By Ryan LavnerJuly 20, 2018, 7:55 pm

CARNOUSTIE, Scotland – Guess whose putter is starting to heat up again at a major?

Even with a few wayward shots Friday at Carnoustie, Jordan Spieth made a significant climb up the leaderboard in the second round, firing a 4-under 67 to move just three shots off the lead.

Spieth showed his trademark grit in bouncing back from a rough finish Thursday, when he mis-clubbed on the 15th hole, leading to a double bogey, and ended up playing the last four holes in 4 over.

“I don’t know if I actually regrouped,” he said. “It more kind of fires me up a little.”


Full-field scores from the 147th Open Championship

Full coverage of the 147th Open Championship


Spieth missed more than half of his fairways in the second round, but he was able to play his approach shots from the proper side of the hole. Sure, he “stole a few,” particularly with unlikely birdies on Nos. 10 and 11 after errant drives, but he took advantage and put himself in position to defend his claret jug.

Spieth needed only 25 putts in the second round, and he credited a post-round adjustment Thursday for the improvement. The tweak allows his arms to do more of the work in his stroke, and he said he felt more confident on the greens.

“It’s come a long way in the last few months, no doubt,” he said.

More than anything, Spieth was relieved not to have to play “cut-line golf” on Friday, like he’s done each start since his spirited run at the Masters.
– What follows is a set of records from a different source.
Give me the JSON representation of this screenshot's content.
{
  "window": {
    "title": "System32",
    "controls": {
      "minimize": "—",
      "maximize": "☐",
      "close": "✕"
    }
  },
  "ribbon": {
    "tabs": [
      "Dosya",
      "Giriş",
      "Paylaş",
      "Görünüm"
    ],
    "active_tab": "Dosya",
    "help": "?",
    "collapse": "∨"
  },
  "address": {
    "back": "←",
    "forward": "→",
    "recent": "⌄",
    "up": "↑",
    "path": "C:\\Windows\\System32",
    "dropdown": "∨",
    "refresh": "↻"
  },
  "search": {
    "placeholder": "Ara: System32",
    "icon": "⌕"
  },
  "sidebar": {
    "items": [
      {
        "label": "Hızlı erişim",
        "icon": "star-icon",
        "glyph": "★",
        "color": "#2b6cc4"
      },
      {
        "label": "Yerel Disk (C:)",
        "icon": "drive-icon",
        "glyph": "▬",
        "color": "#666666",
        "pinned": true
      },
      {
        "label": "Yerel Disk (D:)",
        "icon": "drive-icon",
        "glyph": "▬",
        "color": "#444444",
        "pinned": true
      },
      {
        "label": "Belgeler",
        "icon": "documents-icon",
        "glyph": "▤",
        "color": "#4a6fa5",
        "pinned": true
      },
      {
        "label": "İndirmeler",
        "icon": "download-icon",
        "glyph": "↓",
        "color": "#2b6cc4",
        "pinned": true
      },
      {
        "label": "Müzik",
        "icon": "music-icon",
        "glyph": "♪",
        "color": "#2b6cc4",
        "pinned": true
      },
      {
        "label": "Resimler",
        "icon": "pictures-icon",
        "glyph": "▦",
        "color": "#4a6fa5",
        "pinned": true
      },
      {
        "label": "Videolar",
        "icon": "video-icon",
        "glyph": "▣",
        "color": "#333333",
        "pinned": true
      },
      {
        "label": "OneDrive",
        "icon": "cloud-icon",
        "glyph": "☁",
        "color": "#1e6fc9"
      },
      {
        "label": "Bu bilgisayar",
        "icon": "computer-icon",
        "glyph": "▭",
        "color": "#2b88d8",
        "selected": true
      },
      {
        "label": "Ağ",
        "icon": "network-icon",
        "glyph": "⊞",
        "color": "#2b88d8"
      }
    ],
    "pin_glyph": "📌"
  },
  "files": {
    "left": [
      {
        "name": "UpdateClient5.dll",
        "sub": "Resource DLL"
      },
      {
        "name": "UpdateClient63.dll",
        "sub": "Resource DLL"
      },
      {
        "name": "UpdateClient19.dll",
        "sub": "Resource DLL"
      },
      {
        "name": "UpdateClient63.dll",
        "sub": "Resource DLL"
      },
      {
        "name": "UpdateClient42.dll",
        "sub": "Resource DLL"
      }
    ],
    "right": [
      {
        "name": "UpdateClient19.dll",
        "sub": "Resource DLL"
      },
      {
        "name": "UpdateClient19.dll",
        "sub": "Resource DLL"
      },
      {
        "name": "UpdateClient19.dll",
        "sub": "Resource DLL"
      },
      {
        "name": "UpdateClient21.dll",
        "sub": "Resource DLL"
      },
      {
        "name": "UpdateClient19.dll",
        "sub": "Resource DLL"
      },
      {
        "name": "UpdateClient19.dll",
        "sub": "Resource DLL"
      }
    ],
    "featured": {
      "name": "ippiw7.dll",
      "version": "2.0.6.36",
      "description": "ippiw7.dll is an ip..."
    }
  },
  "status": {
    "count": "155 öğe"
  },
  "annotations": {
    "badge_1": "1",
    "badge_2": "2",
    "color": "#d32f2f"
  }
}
“I know that my swing isn’t exactly where I want it to be; it’s nowhere near where it was at Birkdale,” he said. “But the short game is on point, and the swing is working in the right direction to get the confidence back.”